New York: Henry Holt and Company, 1912. First edition. Near Fine book in the scarce dust jacket, in like condition. Original red publisher's cloth binding, bright red with bright gilt, and a bit of fading around the foot of spine, which is reflected by the offsetting to the jacket. Jacket with light red staining from book to the rear panel near the foot; small chip to upper rear corner and a small closed tear on the rear panel near the crown. Internally clean and unmarked with the exception of an early ownership signature to front endpaper "Virginia January 27th 1913." Retaining the two page publisher's adverts at rear featuring "New Books Primarily for Women." First appearance in book form, following the four-part serial in The Saturday Evening Post (The Bittner Stories). Scarce on the market, Monroe's semi-autobiographical novel was one of several that gave young women a role model who could inspire their own career ambitions.
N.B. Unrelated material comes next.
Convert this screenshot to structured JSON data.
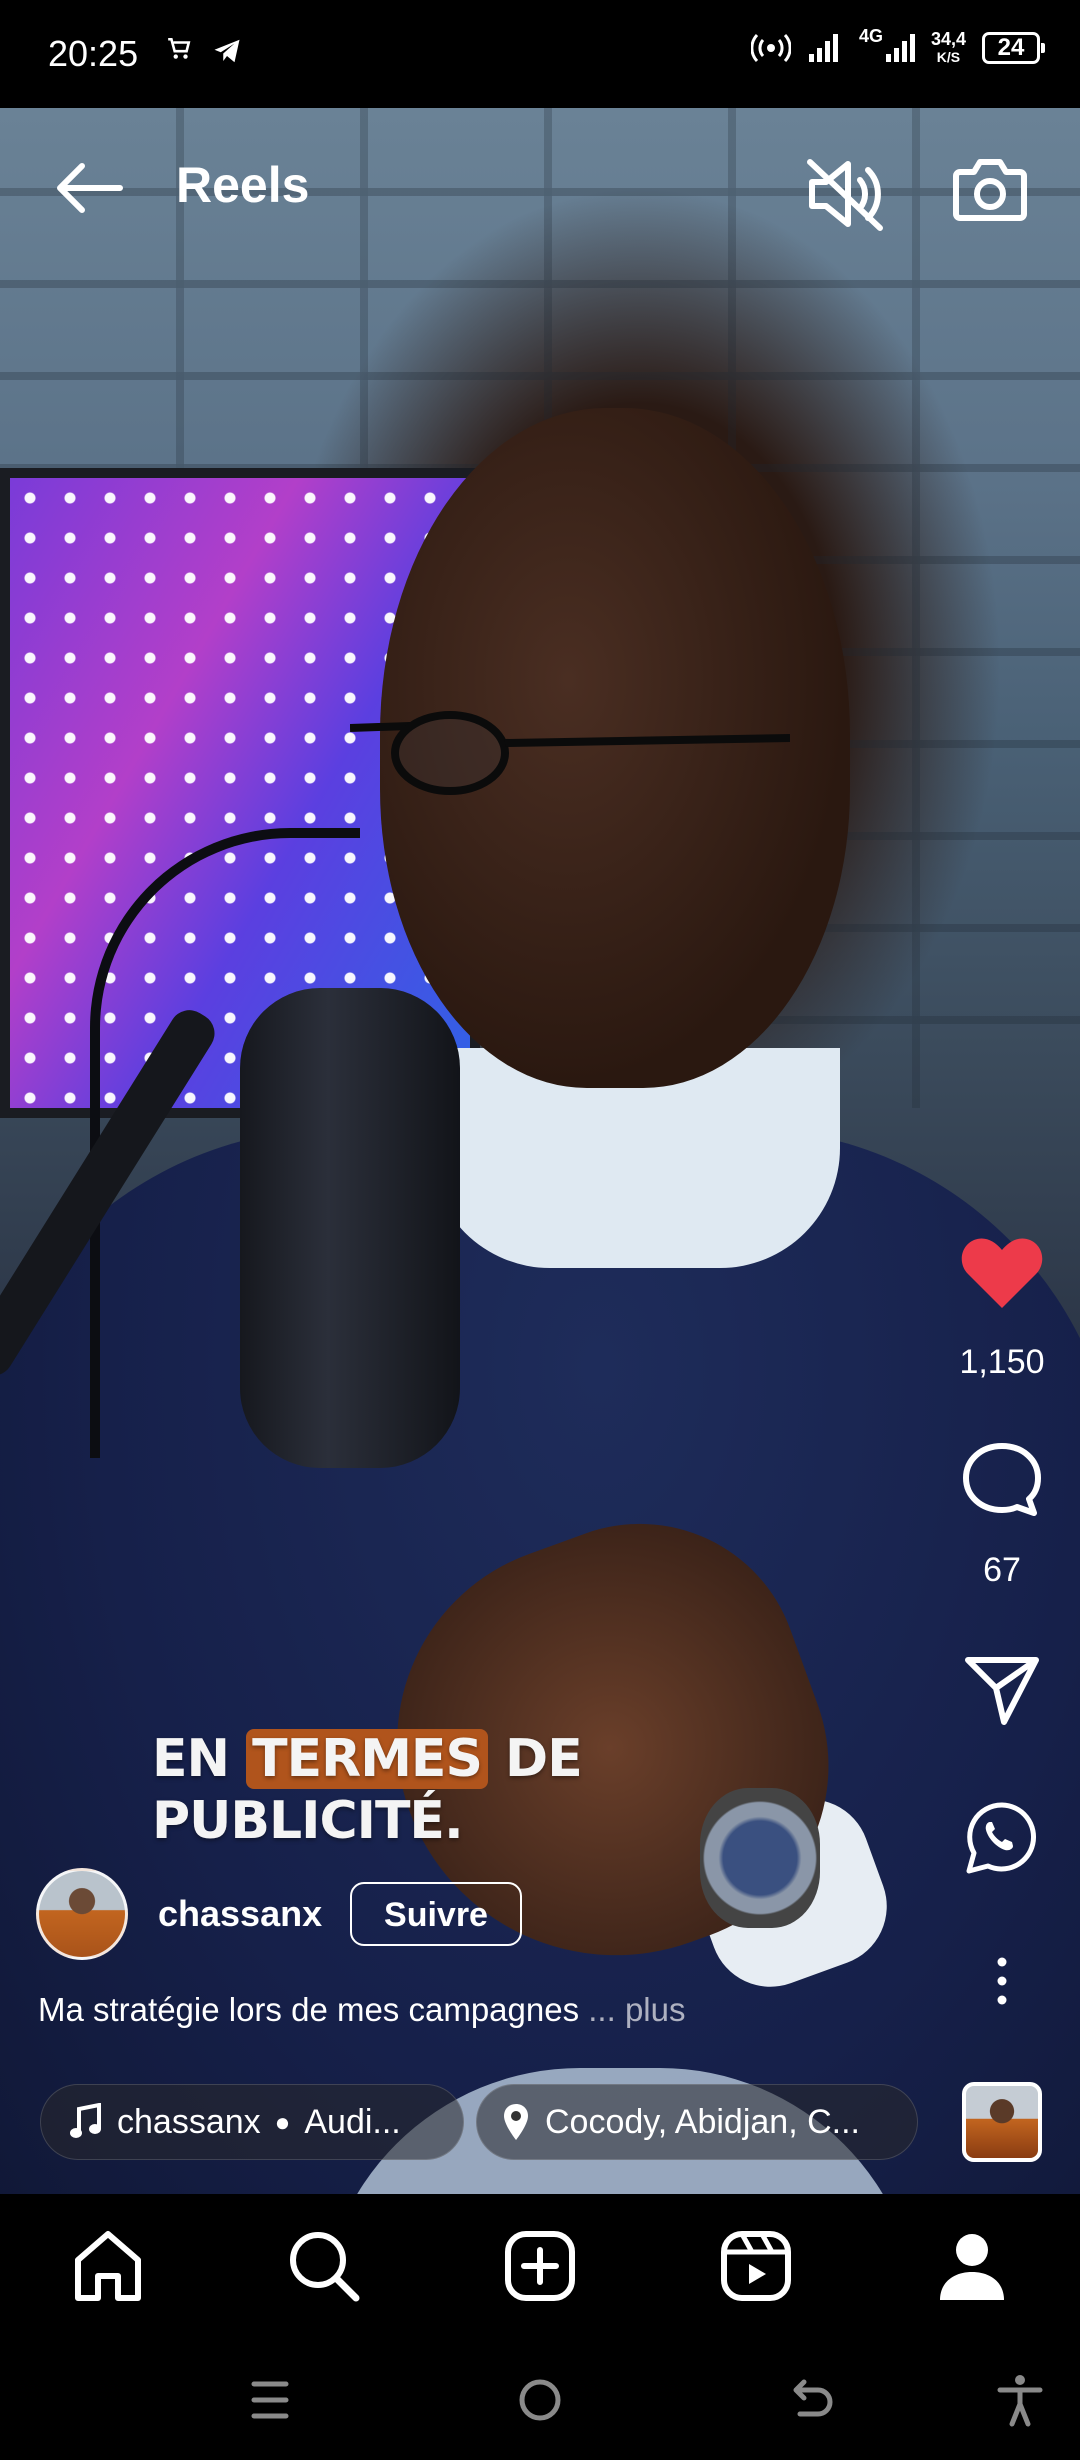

Monroe enjoyed a successful career in advertising as well as publishing. The author of magazine fiction and non-fiction, she became most popular for writing self-help pieces in Good Housekeeping. The present novel, written in the first-person, draws on Monroe's experiences, and the result is a lively and interesting depiction of an independent-minded young woman's rise through the professional ranks. From the book's opening, there is no mistaking that Miss Gale represents a new and outspoken generation of women. "I was downright tired of being poor. I was equally tired of hearing my past-generation relatives complacently remark: 'No one of our blood was ever in business.'" Casting off old-fashioned notions of class and gender, she decides she will take on office work; under the guidance of Miss Krog and the office owner Mr. Bittner, she overcomes challenges, grows in ambition, moves through the ranks of her Chicago book-publishing company, and ultimately moves toward opening her own advertising firm. Near Fine in Near Fine dust jacket. (Item #3349)